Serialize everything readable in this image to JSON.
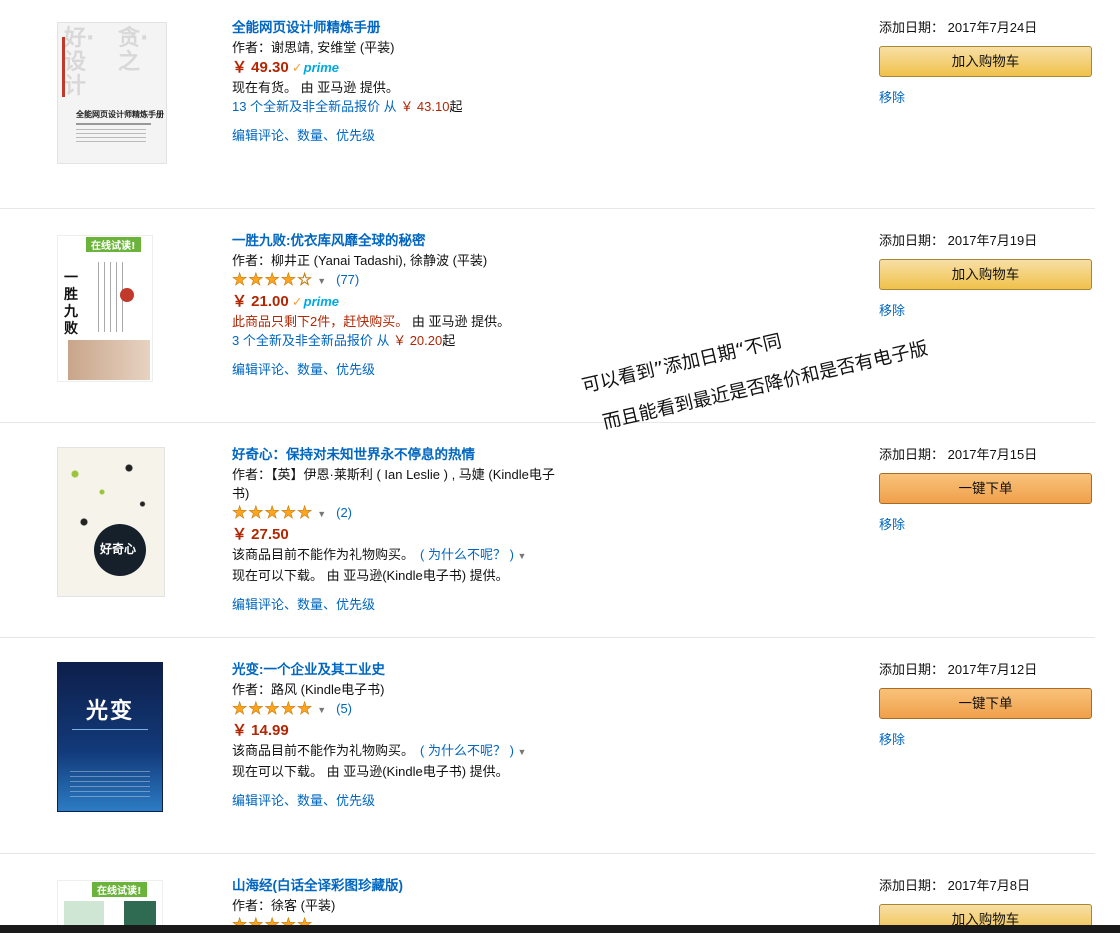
{
  "annotation": {
    "line1": "可以看到”添加日期“不同",
    "line2": "而且能看到最近是否降价和是否有电子版"
  },
  "colors": {
    "link": "#0066c0",
    "price": "#b12704",
    "cart_button": "#f0c14b",
    "one_click_button": "#f0a04b",
    "star": "#ffa41c",
    "prime": "#00a8e1"
  },
  "items": [
    {
      "title": "全能网页设计师精炼手册",
      "author": "作者：谢思靖, 安维堂 (平装)",
      "price": "￥ 49.30",
      "prime": "prime",
      "availability": "现在有货。 由 亚马逊 提供。",
      "offers_text": "13 个全新及非全新品报价 从",
      "offers_price": "￥ 43.10",
      "offers_suffix": "起",
      "edit": "编辑评论、数量、优先级",
      "date": "添加日期： 2017年7月24日",
      "button": "加入购物车",
      "remove": "移除",
      "cover": {
        "big1": "好·设计",
        "big2": "贪·之",
        "title": "全能网页设计师精炼手册"
      }
    },
    {
      "title": "一胜九败:优衣库风靡全球的秘密",
      "author": "作者：柳井正 (Yanai Tadashi), 徐静波 (平装)",
      "rating": 3.5,
      "stars": "★★★★☆",
      "reviews": "(77)",
      "price": "￥ 21.00",
      "prime": "prime",
      "availability_warn": "此商品只剩下2件，赶快购买。",
      "availability_rest": " 由 亚马逊 提供。",
      "offers_text": "3 个全新及非全新品报价 从",
      "offers_price": "￥ 20.20",
      "offers_suffix": "起",
      "edit": "编辑评论、数量、优先级",
      "date": "添加日期： 2017年7月19日",
      "button": "加入购物车",
      "remove": "移除",
      "cover": {
        "banner": "在线试读!",
        "title": "一胜九败"
      }
    },
    {
      "title": "好奇心：保持对未知世界永不停息的热情",
      "author": "作者：【英】伊恩·莱斯利 ( Ian Leslie ) , 马婕 (Kindle电子书)",
      "rating": 4.5,
      "stars": "★★★★★",
      "reviews": "(2)",
      "price": "￥ 27.50",
      "gift_note": "该商品目前不能作为礼物购买。",
      "why": "( 为什么不呢？ )",
      "availability": "现在可以下载。 由 亚马逊(Kindle电子书) 提供。",
      "edit": "编辑评论、数量、优先级",
      "date": "添加日期： 2017年7月15日",
      "button": "一键下单",
      "remove": "移除",
      "cover": {
        "title": "好奇心"
      }
    },
    {
      "title": "光变:一个企业及其工业史",
      "author": "作者：路风 (Kindle电子书)",
      "rating": 5,
      "stars": "★★★★★",
      "reviews": "(5)",
      "price": "￥ 14.99",
      "gift_note": "该商品目前不能作为礼物购买。",
      "why": "( 为什么不呢？ )",
      "availability": "现在可以下载。 由 亚马逊(Kindle电子书) 提供。",
      "edit": "编辑评论、数量、优先级",
      "date": "添加日期： 2017年7月12日",
      "button": "一键下单",
      "remove": "移除",
      "cover": {
        "title": "光变"
      }
    },
    {
      "title": "山海经(白话全译彩图珍藏版)",
      "author": "作者：徐客 (平装)",
      "stars": "★★★★★",
      "date": "添加日期： 2017年7月8日",
      "button": "加入购物车",
      "cover": {
        "banner": "在线试读!"
      }
    }
  ]
}
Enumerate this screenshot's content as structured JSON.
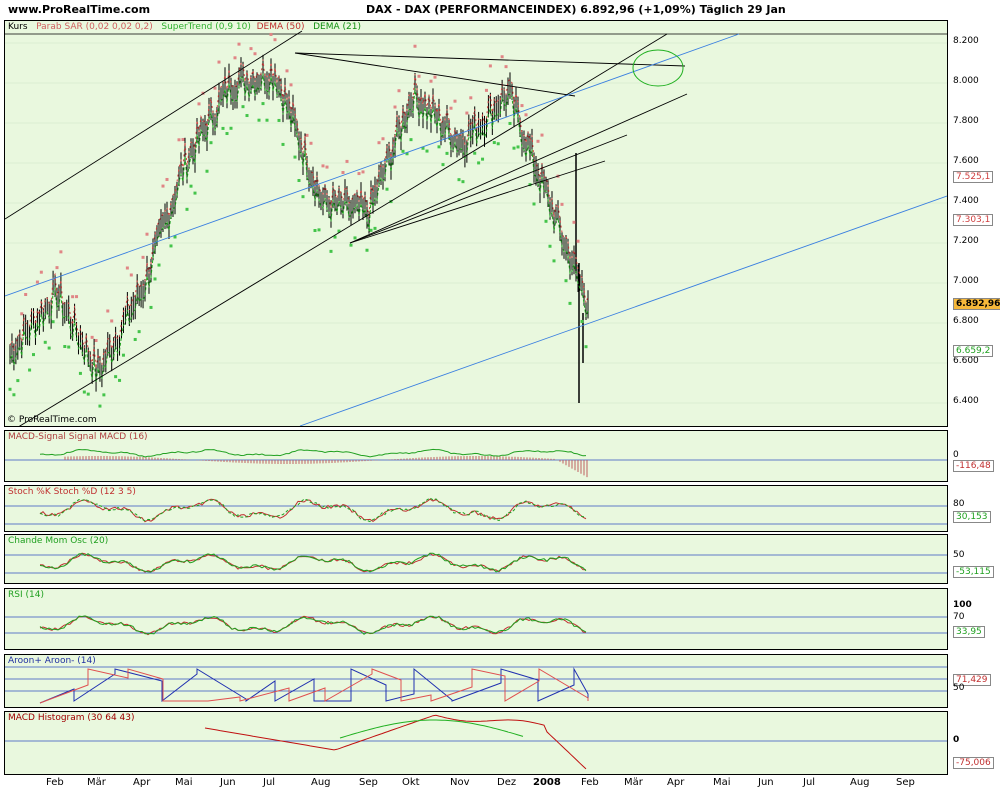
{
  "header": {
    "site": "www.ProRealTime.com",
    "title": "DAX - DAX (PERFORMANCEINDEX)    6.892,96 (+1,09%)    Täglich  29 Jan"
  },
  "main": {
    "legend_kurs": "Kurs",
    "legend_sar": "Parab SAR (0,02 0,02 0,2)",
    "legend_st": "SuperTrend (0,9 10)",
    "legend_dema50": "DEMA (50)",
    "legend_dema21": "DEMA (21)",
    "copyright": "© ProRealTime.com",
    "yticks": [
      "8.200",
      "8.000",
      "7.800",
      "7.600",
      "7.400",
      "7.200",
      "7.000",
      "6.800",
      "6.600",
      "6.400"
    ],
    "boxes": [
      {
        "label": "7.525,1",
        "color": "#d04040"
      },
      {
        "label": "7.303,1",
        "color": "#d04040"
      },
      {
        "label": "6.892,96",
        "color": "#000000"
      },
      {
        "label": "6.659,2",
        "color": "#20a020"
      }
    ]
  },
  "panels": {
    "macd": {
      "title": "MACD-Signal Signal MACD (16)",
      "value": "-116,48",
      "tick": "0"
    },
    "stoch": {
      "title": "Stoch %K Stoch %D (12 3 5)",
      "value": "30,153",
      "tick": "80"
    },
    "chande": {
      "title": "Chande Mom Osc (20)",
      "value": "-53,115",
      "tick": "50"
    },
    "rsi": {
      "title": "RSI (14)",
      "value": "33,95",
      "tick1": "100",
      "tick2": "70"
    },
    "aroon": {
      "title": "Aroon+ Aroon- (14)",
      "value": "71,429",
      "tick": "50"
    },
    "hist": {
      "title": "MACD Histogram (30 64 43)",
      "value": "-75,006",
      "tick": "0"
    }
  },
  "xaxis": [
    "Feb",
    "Mär",
    "Apr",
    "Mai",
    "Jun",
    "Jul",
    "Aug",
    "Sep",
    "Okt",
    "Nov",
    "Dez",
    "2008",
    "Feb",
    "Mär",
    "Apr",
    "Mai",
    "Jun",
    "Jul",
    "Aug",
    "Sep"
  ],
  "chart_data": {
    "type": "line",
    "title": "DAX - DAX (PERFORMANCEINDEX)",
    "ylim": [
      6300,
      8250
    ],
    "x": [
      "2007-01",
      "2007-02",
      "2007-03",
      "2007-04",
      "2007-05",
      "2007-06",
      "2007-07",
      "2007-08",
      "2007-09",
      "2007-10",
      "2007-11",
      "2007-12",
      "2008-01"
    ],
    "series": [
      {
        "name": "Kurs",
        "values": [
          6650,
          6950,
          6550,
          7000,
          7600,
          8000,
          8050,
          7400,
          7350,
          7950,
          7700,
          7950,
          6892.96
        ]
      }
    ],
    "colors": {
      "price": "#000000",
      "sar": "#e08080",
      "supertrend": "#40c040",
      "dema50": "#d04040",
      "dema21": "#20a020",
      "trend": "#3a7fe0"
    }
  }
}
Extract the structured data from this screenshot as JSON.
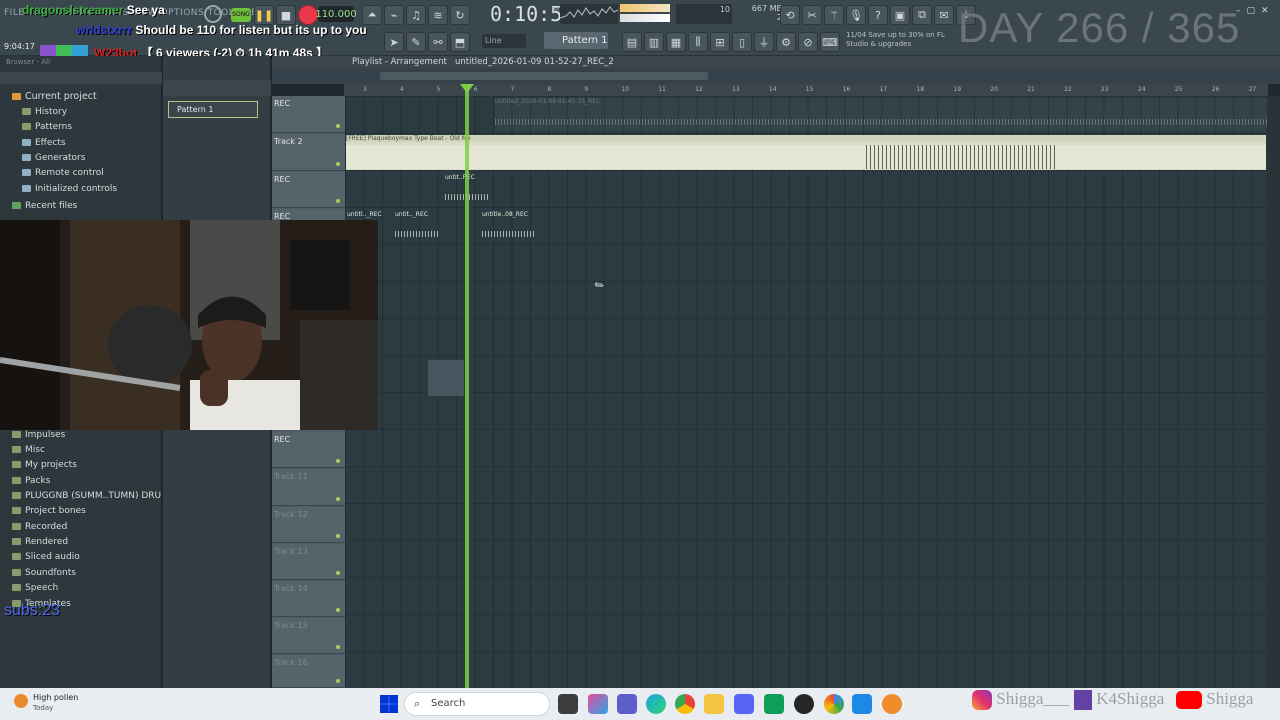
{
  "chat": {
    "line1_user": "dragonslstreamer",
    "line1_msg": "See ya",
    "line2_user": "wrldstxrrr",
    "line2_msg": "Should be 110 for listen but its up to you",
    "line3_user": "W23bot",
    "line3_msg": "【 6 viewers (-2) ⏱ 1h 41m 48s 】",
    "clock": "9:04:17"
  },
  "menu": "FILE EDIT ADD PATTERNS VIEW OPTIONS TOOLS HELP",
  "toolbar": {
    "tempo": "110.000",
    "time": "0:10:55",
    "time_unit": "M:S:CS",
    "memory": "667 MB",
    "cpu": "10",
    "voices": "2",
    "snap": "Line",
    "pattern": "Pattern 1",
    "news_date": "11/04",
    "news_line1": "Save up to 30% on FL",
    "news_line2": "Studio & upgrades",
    "day_counter": "DAY 266 / 365"
  },
  "browser": {
    "header": "Browser - All",
    "items": [
      {
        "label": "Current project"
      },
      {
        "label": "History"
      },
      {
        "label": "Patterns"
      },
      {
        "label": "Effects"
      },
      {
        "label": "Generators"
      },
      {
        "label": "Remote control"
      },
      {
        "label": "Initialized controls"
      },
      {
        "label": "Recent files"
      }
    ],
    "items_lower": [
      {
        "label": "Impulses"
      },
      {
        "label": "Misc"
      },
      {
        "label": "My projects"
      },
      {
        "label": "Packs"
      },
      {
        "label": "PLUGGNB (SUMM..TUMN) DRUMKIT"
      },
      {
        "label": "Project bones"
      },
      {
        "label": "Recorded"
      },
      {
        "label": "Rendered"
      },
      {
        "label": "Sliced audio"
      },
      {
        "label": "Soundfonts"
      },
      {
        "label": "Speech"
      },
      {
        "label": "Templates"
      }
    ],
    "subs": "subs:23"
  },
  "patterns": {
    "item": "Pattern 1"
  },
  "playlist": {
    "title": "Playlist - Arrangement",
    "arrangement": "untitled_2026-01-09 01-52-27_REC_2",
    "ruler": [
      "3",
      "4",
      "5",
      "6",
      "7",
      "8",
      "9",
      "10",
      "11",
      "12",
      "13",
      "14",
      "15",
      "16",
      "17",
      "18",
      "19",
      "20",
      "21",
      "22",
      "23",
      "24",
      "25",
      "26",
      "27"
    ],
    "tracks": [
      {
        "label": "REC"
      },
      {
        "label": "Track 2"
      },
      {
        "label": "REC"
      },
      {
        "label": "REC"
      },
      {
        "label": "REC"
      },
      {
        "label": "Track 11"
      },
      {
        "label": "Track 12"
      },
      {
        "label": "Track 13"
      },
      {
        "label": "Track 14"
      },
      {
        "label": "Track 15"
      },
      {
        "label": "Track 16"
      }
    ],
    "clips": {
      "c1": "untitled_2026-01-09 01-45-35_REC",
      "c2": "[FREE] Plaqueboymax Type Beat - Old Me",
      "c3": "untit..REC",
      "c4": "untitl.._REC",
      "c5": "untit.._REC",
      "c6": "untitle..08_REC"
    }
  },
  "taskbar": {
    "weather_title": "High pollen",
    "weather_sub": "Today",
    "search": "Search",
    "instagram": "Shigga___",
    "twitch": "K4Shigga",
    "youtube": "Shigga"
  },
  "colors": {
    "accent": "#7fcf43",
    "grid": "#2c3b42",
    "record": "#e8394a"
  }
}
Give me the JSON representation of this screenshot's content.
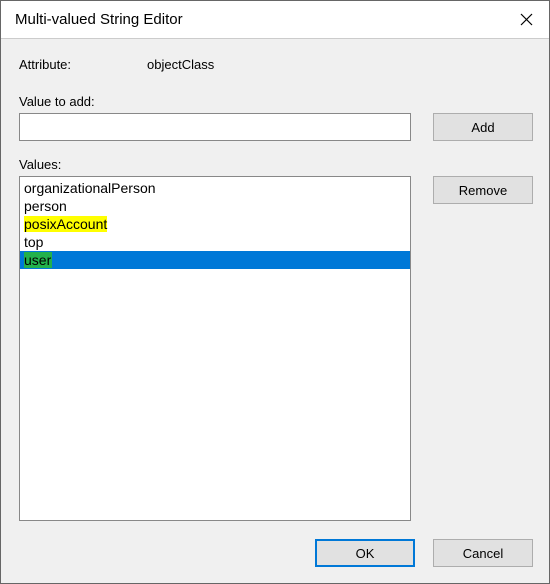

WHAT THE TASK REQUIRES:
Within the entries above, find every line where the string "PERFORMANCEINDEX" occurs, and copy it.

ANSWER TO THIS PROBLEM:
    "title": "DAX - DAX (PERFORMANCEINDEX)    6.892,96 (+1,09%)    Täglich  29 Jan"
    "title": "DAX - DAX (PERFORMANCEINDEX)",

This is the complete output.